I. What is an Oil Benchmark?

An oil benchmark is a standardized price reference for a specific grade and type of crude oil. It serves as a benchmark for pricing other types of crude oil and oil products in the global market. Oil benchmarks are used by traders, producers, and consumers to determine the value of crude oil and to facilitate the buying and selling of oil contracts.

II. How are Oil Benchmarks Used in the Fossil Fuels Industry?

Oil benchmarks play a crucial role in the fossil fuels industry by providing a common reference point for pricing and trading oil. They help market participants to compare the value of different types of crude oil and to make informed decisions about buying and selling oil contracts. Oil benchmarks also serve as a basis for pricing oil products such as gasoline, diesel, and jet fuel.

III. What are the Most Common Oil Benchmarks?

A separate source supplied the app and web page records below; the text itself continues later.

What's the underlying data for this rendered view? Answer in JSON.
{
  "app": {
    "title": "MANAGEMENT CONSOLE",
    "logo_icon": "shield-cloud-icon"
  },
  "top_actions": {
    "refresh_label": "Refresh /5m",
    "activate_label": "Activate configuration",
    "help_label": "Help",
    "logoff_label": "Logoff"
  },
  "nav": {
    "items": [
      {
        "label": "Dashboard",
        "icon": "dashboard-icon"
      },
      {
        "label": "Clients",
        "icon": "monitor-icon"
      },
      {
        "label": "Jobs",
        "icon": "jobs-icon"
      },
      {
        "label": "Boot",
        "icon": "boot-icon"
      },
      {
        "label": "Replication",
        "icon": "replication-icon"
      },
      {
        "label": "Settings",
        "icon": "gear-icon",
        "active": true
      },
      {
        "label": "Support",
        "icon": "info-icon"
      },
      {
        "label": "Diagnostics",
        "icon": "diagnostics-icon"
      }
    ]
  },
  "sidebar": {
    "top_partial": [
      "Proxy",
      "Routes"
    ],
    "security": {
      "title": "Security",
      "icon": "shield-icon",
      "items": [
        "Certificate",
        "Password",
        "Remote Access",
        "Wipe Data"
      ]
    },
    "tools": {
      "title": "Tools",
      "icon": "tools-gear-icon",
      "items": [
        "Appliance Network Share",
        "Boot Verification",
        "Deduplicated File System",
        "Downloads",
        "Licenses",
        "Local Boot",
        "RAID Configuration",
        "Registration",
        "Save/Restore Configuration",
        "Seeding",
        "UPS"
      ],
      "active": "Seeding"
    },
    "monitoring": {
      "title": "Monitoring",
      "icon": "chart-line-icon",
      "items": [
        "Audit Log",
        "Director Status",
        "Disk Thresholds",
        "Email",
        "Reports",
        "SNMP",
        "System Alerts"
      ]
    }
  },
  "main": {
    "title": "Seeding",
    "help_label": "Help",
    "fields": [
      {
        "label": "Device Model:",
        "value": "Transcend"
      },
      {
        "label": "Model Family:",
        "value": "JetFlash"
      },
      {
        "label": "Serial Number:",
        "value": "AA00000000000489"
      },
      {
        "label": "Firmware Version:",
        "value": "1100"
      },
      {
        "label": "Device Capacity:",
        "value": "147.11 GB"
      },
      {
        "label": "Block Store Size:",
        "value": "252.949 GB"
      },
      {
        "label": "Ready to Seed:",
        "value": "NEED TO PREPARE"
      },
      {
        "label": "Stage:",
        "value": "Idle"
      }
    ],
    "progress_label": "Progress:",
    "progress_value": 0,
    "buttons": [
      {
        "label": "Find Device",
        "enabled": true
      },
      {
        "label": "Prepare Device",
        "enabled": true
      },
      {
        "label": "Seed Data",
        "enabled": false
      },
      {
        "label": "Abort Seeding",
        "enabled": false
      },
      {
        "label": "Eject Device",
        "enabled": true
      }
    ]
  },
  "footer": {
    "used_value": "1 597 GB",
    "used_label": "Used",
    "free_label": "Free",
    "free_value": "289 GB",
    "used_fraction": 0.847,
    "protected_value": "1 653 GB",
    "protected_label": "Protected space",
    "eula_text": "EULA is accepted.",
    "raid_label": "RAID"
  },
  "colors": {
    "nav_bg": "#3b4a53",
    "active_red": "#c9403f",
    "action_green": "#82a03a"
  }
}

Some of the most common oil benchmarks include Brent crude, West Texas Intermediate (WTI), Dubai/Oman, and OPEC Reference Basket. Brent crude is a widely used benchmark for oil trading in Europe, Africa, and the Middle East, while WTI is the benchmark for oil trading in the United States. Dubai/Oman is a benchmark for oil trading in the Asia-Pacific region, and the OPEC Reference Basket represents the average price of oil produced by OPEC member countries.

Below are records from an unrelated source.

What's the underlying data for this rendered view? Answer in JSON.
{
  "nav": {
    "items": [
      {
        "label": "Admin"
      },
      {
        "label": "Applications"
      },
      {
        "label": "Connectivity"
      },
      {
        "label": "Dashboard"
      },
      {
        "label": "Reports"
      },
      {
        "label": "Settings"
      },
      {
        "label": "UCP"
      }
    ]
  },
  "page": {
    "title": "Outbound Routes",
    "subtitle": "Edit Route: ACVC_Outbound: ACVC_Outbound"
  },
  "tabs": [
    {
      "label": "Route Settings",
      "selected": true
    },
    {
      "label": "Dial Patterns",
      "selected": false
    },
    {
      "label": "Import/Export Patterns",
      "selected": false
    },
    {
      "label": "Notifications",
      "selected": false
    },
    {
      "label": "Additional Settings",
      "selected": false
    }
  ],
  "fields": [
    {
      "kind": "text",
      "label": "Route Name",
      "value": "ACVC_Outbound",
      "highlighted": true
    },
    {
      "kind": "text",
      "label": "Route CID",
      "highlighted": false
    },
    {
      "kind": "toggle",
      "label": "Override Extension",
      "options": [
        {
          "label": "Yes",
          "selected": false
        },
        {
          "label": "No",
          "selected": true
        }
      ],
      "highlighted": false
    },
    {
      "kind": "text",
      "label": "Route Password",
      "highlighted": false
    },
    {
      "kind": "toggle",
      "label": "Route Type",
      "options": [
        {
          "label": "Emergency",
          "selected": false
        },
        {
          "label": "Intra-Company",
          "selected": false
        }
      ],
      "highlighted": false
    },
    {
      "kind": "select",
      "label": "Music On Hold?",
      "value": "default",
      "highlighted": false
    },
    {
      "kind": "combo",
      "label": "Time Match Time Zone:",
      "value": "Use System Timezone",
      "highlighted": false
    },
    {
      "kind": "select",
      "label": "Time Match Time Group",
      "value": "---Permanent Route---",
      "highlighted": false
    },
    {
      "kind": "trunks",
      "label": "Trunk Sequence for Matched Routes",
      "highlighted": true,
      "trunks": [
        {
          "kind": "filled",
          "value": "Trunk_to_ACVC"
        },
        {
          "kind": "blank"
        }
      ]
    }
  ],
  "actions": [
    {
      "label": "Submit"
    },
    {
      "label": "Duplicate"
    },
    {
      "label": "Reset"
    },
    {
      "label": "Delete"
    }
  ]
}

IV. How are Oil Benchmarks Established?

Oil benchmarks are typically established by major oil exchanges such as the Intercontinental Exchange (ICE) and the New York Mercantile Exchange (NYMEX). These exchanges set the criteria for the types of crude oil that can be included in the benchmark, as well as the delivery locations and specifications for the oil. Oil benchmarks are based on actual transactions in the physical oil market, as well as on futures contracts traded on the exchange.

V. How Do Oil Benchmarks Impact Global Oil Prices?

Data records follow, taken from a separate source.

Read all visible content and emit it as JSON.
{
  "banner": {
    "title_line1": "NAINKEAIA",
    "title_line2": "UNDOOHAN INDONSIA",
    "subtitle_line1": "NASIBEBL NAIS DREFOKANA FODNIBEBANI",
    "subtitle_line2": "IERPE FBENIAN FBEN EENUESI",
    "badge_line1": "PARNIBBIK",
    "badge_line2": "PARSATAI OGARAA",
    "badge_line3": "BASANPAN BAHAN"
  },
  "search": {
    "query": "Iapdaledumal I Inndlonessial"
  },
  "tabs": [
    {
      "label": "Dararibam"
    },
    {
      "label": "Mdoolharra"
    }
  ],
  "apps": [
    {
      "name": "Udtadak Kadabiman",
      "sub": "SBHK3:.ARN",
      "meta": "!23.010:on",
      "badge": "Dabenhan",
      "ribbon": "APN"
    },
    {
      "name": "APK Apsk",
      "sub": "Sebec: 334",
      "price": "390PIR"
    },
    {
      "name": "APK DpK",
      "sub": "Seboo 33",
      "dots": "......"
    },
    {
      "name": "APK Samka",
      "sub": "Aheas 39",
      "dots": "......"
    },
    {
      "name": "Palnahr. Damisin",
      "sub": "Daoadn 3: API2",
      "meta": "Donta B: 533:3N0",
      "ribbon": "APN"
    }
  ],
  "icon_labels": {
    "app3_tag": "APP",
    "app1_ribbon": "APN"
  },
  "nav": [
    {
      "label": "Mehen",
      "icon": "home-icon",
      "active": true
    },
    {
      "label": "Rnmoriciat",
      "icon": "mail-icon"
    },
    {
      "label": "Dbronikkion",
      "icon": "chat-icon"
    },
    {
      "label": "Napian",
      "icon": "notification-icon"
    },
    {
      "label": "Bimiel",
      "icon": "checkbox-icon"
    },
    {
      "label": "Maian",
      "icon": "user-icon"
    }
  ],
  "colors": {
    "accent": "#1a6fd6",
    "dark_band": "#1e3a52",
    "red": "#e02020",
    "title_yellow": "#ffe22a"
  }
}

Oil benchmarks have a significant impact on global oil prices, as they serve as a reference point for pricing oil contracts around the world. Changes in the price of oil benchmarks can influence the cost of crude oil and oil products, which in turn can affect the prices of gasoline, diesel, and other commodities. Traders and investors closely monitor oil benchmarks to gauge market sentiment and make trading decisions.

VI. What Factors Can Influence Oil Benchmark Prices?

Several factors can influence the prices of oil benchmarks, including supply and demand dynamics, geopolitical events, economic indicators, and weather conditions. For example, disruptions in oil production or transportation can lead to a decrease in supply and an increase in oil prices. Similarly, changes in global economic growth or political tensions can impact the demand for oil and affect benchmark prices. Weather events such as hurricanes or cold snaps can also disrupt oil production and distribution, leading to fluctuations in benchmark prices. Overall, oil benchmarks are a key tool for understanding and analyzing the complex dynamics of the global oil market.